(Beginning of Source information)

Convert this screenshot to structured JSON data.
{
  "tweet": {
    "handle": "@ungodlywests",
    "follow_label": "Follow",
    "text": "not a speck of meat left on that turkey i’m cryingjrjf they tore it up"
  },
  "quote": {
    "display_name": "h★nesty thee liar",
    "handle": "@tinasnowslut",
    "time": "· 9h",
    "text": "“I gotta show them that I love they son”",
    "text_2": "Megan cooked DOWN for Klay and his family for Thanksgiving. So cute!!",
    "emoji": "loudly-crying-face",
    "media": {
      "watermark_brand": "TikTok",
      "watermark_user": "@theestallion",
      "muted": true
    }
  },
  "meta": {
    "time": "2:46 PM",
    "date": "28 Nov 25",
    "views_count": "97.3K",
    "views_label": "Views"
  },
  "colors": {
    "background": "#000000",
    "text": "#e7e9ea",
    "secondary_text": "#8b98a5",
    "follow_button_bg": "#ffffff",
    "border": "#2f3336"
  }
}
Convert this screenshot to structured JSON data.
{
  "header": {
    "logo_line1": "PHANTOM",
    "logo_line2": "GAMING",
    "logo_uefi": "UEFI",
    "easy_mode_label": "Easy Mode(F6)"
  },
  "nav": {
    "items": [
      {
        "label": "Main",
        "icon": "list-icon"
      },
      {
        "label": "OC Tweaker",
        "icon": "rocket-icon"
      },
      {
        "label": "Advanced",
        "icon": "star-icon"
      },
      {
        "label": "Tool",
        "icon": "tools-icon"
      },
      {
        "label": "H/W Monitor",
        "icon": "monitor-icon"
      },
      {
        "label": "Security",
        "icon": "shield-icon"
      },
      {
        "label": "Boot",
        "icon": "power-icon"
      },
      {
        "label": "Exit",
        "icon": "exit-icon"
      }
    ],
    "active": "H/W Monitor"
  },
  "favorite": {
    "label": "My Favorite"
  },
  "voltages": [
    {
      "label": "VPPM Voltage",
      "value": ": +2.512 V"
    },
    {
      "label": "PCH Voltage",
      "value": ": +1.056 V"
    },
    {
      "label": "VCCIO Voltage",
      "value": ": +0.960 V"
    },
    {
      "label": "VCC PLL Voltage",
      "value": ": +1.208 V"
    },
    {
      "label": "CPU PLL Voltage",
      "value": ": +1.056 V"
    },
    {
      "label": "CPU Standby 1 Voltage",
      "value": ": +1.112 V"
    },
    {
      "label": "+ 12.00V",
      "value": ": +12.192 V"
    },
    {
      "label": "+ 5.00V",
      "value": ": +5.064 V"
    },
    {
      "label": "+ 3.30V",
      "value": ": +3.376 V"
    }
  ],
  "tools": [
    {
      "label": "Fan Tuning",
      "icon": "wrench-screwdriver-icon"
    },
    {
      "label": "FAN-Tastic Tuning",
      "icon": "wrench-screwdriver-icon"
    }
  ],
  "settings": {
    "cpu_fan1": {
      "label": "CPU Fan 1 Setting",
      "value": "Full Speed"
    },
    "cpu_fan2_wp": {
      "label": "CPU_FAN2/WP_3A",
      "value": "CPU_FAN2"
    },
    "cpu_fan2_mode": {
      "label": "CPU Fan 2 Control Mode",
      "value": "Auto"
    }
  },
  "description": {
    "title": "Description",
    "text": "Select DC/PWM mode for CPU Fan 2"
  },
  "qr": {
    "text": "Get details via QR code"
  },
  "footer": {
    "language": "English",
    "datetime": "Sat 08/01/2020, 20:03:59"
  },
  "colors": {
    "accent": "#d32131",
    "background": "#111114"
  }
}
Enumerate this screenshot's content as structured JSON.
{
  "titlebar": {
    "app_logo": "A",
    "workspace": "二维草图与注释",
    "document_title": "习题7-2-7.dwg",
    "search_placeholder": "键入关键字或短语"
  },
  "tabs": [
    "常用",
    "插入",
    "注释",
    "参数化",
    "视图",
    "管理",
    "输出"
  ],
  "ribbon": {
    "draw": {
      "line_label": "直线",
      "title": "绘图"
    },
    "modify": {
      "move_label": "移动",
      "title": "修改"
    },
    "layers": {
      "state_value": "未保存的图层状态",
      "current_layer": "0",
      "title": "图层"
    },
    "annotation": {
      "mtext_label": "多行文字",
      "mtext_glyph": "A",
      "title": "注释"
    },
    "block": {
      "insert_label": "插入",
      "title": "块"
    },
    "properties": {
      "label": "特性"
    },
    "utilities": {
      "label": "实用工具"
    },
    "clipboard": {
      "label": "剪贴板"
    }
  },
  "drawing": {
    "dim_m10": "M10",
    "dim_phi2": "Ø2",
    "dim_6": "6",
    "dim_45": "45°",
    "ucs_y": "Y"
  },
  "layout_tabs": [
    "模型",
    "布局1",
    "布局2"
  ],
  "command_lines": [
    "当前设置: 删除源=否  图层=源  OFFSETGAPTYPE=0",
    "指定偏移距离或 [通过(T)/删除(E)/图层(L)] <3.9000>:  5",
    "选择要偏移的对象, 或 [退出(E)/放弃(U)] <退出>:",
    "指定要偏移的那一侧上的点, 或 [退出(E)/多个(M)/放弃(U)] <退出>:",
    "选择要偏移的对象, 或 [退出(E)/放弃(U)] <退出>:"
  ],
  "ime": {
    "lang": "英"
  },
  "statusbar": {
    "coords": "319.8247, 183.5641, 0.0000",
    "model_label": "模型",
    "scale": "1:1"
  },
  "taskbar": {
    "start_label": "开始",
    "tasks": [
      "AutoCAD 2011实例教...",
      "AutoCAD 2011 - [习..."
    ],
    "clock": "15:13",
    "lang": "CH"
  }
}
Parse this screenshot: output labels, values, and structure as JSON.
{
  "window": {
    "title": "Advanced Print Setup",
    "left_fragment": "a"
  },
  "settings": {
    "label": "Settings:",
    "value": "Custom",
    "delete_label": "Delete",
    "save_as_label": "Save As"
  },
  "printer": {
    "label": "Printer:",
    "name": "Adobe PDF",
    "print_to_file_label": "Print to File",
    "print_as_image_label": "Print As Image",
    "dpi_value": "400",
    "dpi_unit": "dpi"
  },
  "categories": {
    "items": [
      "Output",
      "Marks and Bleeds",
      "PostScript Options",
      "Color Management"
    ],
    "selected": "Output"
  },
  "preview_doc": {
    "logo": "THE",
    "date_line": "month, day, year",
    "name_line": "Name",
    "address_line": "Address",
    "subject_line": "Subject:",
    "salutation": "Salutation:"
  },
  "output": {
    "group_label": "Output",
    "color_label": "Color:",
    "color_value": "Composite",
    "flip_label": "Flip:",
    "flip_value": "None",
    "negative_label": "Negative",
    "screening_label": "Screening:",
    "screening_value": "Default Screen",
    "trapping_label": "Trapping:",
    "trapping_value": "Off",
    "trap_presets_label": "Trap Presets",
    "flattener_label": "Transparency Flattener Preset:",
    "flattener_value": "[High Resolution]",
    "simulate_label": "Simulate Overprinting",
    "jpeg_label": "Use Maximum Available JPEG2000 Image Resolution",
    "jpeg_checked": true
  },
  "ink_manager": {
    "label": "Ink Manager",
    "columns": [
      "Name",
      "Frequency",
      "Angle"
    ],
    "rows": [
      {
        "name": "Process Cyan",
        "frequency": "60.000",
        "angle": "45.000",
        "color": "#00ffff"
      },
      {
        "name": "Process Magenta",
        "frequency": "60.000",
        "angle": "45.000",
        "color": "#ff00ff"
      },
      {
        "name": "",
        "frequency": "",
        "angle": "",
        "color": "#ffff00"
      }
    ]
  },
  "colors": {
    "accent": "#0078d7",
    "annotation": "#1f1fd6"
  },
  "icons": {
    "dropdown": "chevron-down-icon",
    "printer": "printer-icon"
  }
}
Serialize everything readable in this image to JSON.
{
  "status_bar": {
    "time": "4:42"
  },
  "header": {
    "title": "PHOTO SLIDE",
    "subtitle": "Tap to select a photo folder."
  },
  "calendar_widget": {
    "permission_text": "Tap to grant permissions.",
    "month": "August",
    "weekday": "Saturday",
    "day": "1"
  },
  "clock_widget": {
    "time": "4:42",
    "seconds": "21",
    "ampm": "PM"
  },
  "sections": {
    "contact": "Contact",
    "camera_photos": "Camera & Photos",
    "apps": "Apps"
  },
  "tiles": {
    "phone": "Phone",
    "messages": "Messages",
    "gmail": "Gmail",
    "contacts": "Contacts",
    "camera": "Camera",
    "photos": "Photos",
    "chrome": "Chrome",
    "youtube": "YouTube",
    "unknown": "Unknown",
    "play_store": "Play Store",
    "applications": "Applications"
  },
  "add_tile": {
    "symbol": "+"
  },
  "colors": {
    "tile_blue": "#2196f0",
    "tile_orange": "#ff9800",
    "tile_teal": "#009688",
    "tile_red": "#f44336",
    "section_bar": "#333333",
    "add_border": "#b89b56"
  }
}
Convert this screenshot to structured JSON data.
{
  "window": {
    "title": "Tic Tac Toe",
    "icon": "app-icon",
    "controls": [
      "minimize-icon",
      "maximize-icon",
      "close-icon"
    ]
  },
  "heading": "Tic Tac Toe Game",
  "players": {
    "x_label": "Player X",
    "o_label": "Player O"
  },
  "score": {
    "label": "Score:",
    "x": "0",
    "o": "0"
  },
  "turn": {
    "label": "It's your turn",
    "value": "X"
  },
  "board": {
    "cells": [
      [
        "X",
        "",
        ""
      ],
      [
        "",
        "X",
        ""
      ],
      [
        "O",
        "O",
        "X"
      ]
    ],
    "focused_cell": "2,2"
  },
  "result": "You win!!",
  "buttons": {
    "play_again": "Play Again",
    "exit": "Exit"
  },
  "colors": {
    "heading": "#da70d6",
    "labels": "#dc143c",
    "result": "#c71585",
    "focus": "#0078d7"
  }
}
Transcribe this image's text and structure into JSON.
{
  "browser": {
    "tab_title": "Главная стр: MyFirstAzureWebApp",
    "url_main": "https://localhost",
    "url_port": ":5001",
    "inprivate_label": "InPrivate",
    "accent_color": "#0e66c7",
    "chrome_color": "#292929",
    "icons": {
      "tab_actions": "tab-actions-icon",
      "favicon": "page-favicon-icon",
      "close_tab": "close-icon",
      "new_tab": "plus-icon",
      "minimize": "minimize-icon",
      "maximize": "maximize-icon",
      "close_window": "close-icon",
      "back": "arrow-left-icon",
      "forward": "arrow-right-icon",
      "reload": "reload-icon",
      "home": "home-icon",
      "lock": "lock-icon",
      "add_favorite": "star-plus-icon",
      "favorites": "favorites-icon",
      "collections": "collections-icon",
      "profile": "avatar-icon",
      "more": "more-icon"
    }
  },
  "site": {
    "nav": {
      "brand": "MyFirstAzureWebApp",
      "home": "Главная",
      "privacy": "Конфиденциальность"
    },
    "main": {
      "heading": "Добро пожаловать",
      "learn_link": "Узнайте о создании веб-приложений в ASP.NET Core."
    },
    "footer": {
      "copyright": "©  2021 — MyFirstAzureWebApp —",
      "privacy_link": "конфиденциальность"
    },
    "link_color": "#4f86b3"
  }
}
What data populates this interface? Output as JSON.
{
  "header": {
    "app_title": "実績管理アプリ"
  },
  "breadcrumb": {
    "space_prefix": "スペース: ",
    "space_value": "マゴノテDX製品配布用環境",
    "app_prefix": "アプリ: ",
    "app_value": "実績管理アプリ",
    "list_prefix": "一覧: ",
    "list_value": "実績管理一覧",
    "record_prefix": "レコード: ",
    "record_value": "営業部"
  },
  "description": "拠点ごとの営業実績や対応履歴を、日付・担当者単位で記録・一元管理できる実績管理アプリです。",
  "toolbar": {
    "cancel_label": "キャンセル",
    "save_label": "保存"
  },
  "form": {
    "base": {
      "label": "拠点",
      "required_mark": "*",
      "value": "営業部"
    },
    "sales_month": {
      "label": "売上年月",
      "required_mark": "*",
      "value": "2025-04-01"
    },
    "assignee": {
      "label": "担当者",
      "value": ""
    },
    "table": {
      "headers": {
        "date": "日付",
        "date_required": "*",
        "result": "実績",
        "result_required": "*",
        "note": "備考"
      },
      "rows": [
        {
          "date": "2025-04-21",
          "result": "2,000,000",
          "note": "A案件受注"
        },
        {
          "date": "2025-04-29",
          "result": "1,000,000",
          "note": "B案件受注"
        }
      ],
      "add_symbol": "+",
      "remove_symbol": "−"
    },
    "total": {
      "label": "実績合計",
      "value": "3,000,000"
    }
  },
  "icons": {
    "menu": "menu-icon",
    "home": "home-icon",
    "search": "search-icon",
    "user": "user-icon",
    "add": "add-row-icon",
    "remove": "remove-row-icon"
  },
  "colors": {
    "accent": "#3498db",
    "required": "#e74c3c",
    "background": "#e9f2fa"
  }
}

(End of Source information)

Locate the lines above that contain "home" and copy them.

      "home": "home-icon",
      "home": "Главная",
    "home": "home-icon",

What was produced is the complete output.